Data to process section start
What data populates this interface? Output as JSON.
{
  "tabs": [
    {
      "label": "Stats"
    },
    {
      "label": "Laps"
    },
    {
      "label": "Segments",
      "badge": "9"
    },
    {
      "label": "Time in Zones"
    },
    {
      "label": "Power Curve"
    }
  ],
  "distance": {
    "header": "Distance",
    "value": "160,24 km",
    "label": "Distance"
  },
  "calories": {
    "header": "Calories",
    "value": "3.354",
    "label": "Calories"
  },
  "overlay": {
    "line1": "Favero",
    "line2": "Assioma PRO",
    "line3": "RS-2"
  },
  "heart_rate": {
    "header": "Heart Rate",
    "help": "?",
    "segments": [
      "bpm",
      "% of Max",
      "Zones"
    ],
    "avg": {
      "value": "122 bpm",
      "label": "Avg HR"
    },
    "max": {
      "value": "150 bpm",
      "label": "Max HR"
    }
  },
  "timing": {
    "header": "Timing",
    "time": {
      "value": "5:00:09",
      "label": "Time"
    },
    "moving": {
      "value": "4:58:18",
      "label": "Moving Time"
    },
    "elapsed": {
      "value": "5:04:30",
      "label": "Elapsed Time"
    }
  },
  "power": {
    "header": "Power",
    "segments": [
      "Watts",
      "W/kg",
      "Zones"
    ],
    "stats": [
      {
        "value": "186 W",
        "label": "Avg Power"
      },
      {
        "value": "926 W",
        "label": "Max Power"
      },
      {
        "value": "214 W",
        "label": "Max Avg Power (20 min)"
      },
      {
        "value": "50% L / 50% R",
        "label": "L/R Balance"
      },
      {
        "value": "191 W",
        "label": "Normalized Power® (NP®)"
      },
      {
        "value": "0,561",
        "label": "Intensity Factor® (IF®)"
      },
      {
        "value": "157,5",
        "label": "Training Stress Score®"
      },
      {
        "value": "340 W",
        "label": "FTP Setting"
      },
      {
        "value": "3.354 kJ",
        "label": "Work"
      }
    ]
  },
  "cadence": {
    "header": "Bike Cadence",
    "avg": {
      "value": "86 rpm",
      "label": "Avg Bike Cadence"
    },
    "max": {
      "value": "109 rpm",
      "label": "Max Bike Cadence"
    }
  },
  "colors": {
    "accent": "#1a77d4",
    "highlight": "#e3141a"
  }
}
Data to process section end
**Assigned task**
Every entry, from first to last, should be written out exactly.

**Exercise answer**
What data populates this interface? Output as JSON.
{
  "tabs": [
    {
      "label": "Stats"
    },
    {
      "label": "Laps"
    },
    {
      "label": "Segments",
      "badge": "9"
    },
    {
      "label": "Time in Zones"
    },
    {
      "label": "Power Curve"
    }
  ],
  "distance": {
    "header": "Distance",
    "value": "160,24 km",
    "label": "Distance"
  },
  "calories": {
    "header": "Calories",
    "value": "3.354",
    "label": "Calories"
  },
  "overlay": {
    "line1": "Favero",
    "line2": "Assioma PRO",
    "line3": "RS-2"
  },
  "heart_rate": {
    "header": "Heart Rate",
    "help": "?",
    "segments": [
      "bpm",
      "% of Max",
      "Zones"
    ],
    "avg": {
      "value": "122 bpm",
      "label": "Avg HR"
    },
    "max": {
      "value": "150 bpm",
      "label": "Max HR"
    }
  },
  "timing": {
    "header": "Timing",
    "time": {
      "value": "5:00:09",
      "label": "Time"
    },
    "moving": {
      "value": "4:58:18",
      "label": "Moving Time"
    },
    "elapsed": {
      "value": "5:04:30",
      "label": "Elapsed Time"
    }
  },
  "power": {
    "header": "Power",
    "segments": [
      "Watts",
      "W/kg",
      "Zones"
    ],
    "stats": [
      {
        "value": "186 W",
        "label": "Avg Power"
      },
      {
        "value": "926 W",
        "label": "Max Power"
      },
      {
        "value": "214 W",
        "label": "Max Avg Power (20 min)"
      },
      {
        "value": "50% L / 50% R",
        "label": "L/R Balance"
      },
      {
        "value": "191 W",
        "label": "Normalized Power® (NP®)"
      },
      {
        "value": "0,561",
        "label": "Intensity Factor® (IF®)"
      },
      {
        "value": "157,5",
        "label": "Training Stress Score®"
      },
      {
        "value": "340 W",
        "label": "FTP Setting"
      },
      {
        "value": "3.354 kJ",
        "label": "Work"
      }
    ]
  },
  "cadence": {
    "header": "Bike Cadence",
    "avg": {
      "value": "86 rpm",
      "label": "Avg Bike Cadence"
    },
    "max": {
      "value": "109 rpm",
      "label": "Max Bike Cadence"
    }
  },
  "colors": {
    "accent": "#1a77d4",
    "highlight": "#e3141a"
  }
}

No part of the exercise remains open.